In this week’s issue of Monday Morning Quarterback studies from CoreNet Global showed that the amount of office space per worker has been declining as more and more offices adopt open plan environments. We’ve found on numerous occasions that to successfully densify your office having  a more  intelligent workstation is essential. Giving employees flexible workstations and different environments throughout the office to do their work can lead to huge increases in productivity.

“For the first time many companies, the average allocation of office spaces per person in North America will fall to 100 square feet or below within the next five years.  By 2017, at least 40% of the companies responding indicated they will reach this bench mark of individual space utilization, which has been the case in Europe for the past several years but is now heading for the Americas.

The average for all companies for square fee per worker in 2017 will be 151 square feet, compared to 176 square feet today, and 225 square feet in 2010. “The main reason for the declines,” said Richard Kadzis CoreNet Global’s Vice President of Strategic Communications, “is the huge increase in collaborative and team oriented space inside a growing number of companies that are stressing “smaller but smarter” workplaces against the back drop of continuing economic uncertainty and cost containment.” Core Net Global, which  conducted the survey, is the worldwide association for corporate real estate and workplace professionals.

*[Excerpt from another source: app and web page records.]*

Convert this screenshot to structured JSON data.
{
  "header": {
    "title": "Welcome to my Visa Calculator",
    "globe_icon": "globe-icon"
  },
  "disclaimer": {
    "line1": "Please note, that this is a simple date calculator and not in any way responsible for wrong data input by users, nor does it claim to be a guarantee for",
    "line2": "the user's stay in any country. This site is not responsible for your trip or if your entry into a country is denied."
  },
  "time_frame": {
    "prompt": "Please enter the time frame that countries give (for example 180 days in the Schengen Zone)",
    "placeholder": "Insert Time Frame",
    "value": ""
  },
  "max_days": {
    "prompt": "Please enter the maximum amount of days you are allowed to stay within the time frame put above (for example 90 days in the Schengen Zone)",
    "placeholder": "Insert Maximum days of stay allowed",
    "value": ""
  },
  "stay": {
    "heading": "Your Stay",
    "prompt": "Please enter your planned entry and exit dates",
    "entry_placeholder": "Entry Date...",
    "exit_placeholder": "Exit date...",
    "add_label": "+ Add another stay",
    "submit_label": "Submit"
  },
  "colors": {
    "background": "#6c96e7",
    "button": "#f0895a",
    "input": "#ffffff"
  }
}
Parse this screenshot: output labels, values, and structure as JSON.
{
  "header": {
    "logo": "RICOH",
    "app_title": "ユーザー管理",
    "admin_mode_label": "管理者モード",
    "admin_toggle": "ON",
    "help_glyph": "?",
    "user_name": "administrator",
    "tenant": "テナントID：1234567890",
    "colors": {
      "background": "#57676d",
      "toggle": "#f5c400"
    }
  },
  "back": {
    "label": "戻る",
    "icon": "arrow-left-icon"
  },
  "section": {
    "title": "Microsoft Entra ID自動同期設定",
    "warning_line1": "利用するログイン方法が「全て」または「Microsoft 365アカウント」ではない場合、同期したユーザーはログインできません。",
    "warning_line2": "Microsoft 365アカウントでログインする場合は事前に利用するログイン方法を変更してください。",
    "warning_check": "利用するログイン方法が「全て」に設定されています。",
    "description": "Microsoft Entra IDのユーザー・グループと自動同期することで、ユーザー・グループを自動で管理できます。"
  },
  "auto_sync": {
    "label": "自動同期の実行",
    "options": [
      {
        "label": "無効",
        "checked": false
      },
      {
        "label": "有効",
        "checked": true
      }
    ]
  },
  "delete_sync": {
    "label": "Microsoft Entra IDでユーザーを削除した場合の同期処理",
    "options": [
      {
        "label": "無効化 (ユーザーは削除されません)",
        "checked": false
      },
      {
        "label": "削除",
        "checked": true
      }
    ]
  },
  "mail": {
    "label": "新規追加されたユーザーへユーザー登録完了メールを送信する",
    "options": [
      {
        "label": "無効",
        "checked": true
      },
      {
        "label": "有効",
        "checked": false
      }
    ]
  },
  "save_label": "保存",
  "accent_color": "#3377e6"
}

Today, just 24 percent of the respondents reported that the average space per office worker is 100 square feet or less; however 40% reported that within five years, the average space per office worker would be 100 square feet or less.

It is clear the amount of space dedicated solely to specific employees is steadily shrinking. A majority of the respondents, 55%, reported that square feet per worker has already decreased between 5 – 25% over the last 5 years.

“There are a number of additional factors contributing to the decline in the amount of space per worker“ said Kadzis. “More Companies are adopting open floor plans in which employees do not have any permanently designated spaces at all; rather they use unassigned space when they are in the office setting that often change daily. This trend is enabled by technology and by cost measures, as they require smaller footprints.” 

Evolution and Impact of STEEL

Thank you Arch Daily for this amazing infographic about the Impacts of Steel.

“One of the most important milestones in architecture was the development of construction methods in iron and steel. With these methods we have been able to construct stronger and taller structures, while using less materials. The evolution of steel frame construction in the 20th century entirely changed the concept of wall and the support.”

Innovant’s FORm products have a steel structure made up of over 25% post-industrial recycled content. By using a strong frame work our products are able to live multiple lifecycles and reused in new offices, before being disassembled and recycled. 

As seen on ArchDaily.com - Visit the original post.